“It was a new year gift for our dear friend. Chatung was the most popular journalist and one of the pioneers of electronic media in Arunachal Pradesh. That’s why we decided to name it after him as a tribute to his memory,” said Dr Hui Tag, head of RGU’s botany department.

Chatung, who was suffering from cancer, died on October 26, 2019 at the Tomo Riba Institute of Health and Medical Sciences in Itanagar. He left his state civil service job in 1988 to pursue journalism.

Chatung’s show “News and Views”, which aired on Doordarshan, was one of the most-viewed television news programmes in the state. He was also a founding member and former president of the Arunachal Press Club and the Arunachal Pradesh Union of Working Journalists.

Momang Taram, a research scholar at the university’s botany department, found the new species, a small climbing herbaceous plant, at Geku in Upper Siang district of the state last April.

The plant found growing on rocks and tree trunks has been stated to be endemic to the district. Less 100 plants of the kind were found spread over a three-square-km area.

As per IUCN’s (International Union for Conservation of Nature) Red List Category and Criteria, due to is the extent of occurrence (found only in an area less than 10 sq km), Lysionotus Chatungii should be listed as critically endangered.

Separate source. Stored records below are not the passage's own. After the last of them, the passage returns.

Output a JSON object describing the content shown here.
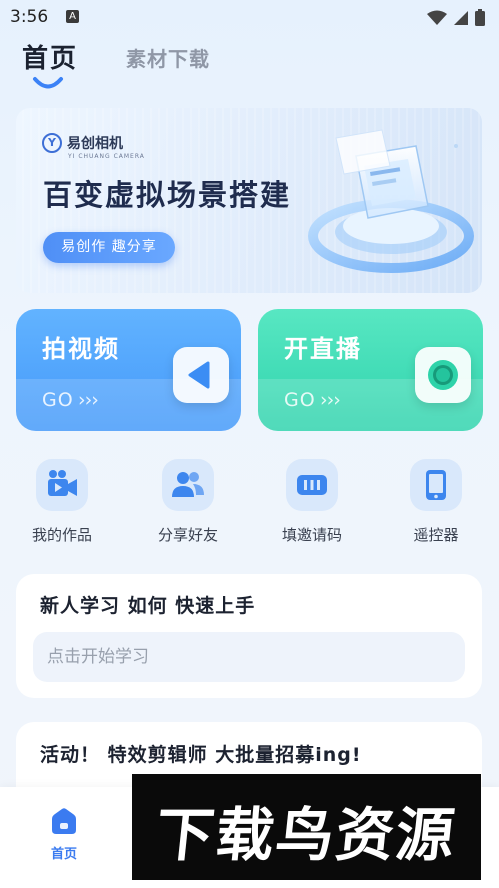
{
  "status_bar": {
    "time": "3:56",
    "notification_glyph": "A"
  },
  "tabs": [
    {
      "label": "首页",
      "selected": true
    },
    {
      "label": "素材下载",
      "selected": false
    }
  ],
  "banner": {
    "logo_text": "易创相机",
    "logo_sub": "YI CHUANG CAMERA",
    "title": "百变虚拟场景搭建",
    "button_label": "易创作 趣分享"
  },
  "actions": [
    {
      "title": "拍视频",
      "go": "GO",
      "arrows": "›››",
      "icon": "play-icon",
      "color": "#4499fa"
    },
    {
      "title": "开直播",
      "go": "GO",
      "arrows": "›››",
      "icon": "record-icon",
      "color": "#2fd3ad"
    }
  ],
  "quick_items": [
    {
      "label": "我的作品",
      "icon": "video-camera-icon"
    },
    {
      "label": "分享好友",
      "icon": "users-icon"
    },
    {
      "label": "填邀请码",
      "icon": "code-icon"
    },
    {
      "label": "遥控器",
      "icon": "phone-remote-icon"
    }
  ],
  "learn": {
    "title": "新人学习 如何 快速上手",
    "placeholder": "点击开始学习"
  },
  "activity": {
    "title": "活动！ 特效剪辑师 大批量招募ing!"
  },
  "bottom_nav": {
    "home_label": "首页",
    "accent": "#3b7bf0"
  },
  "watermark": {
    "text": "下载鸟资源"
  }
}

“The plant is available only in this particular area in Arunachal Pradesh. We wanted to dedicate the plant to the journalist community in the north-east by naming it after Chatung,” Taram said. (HT)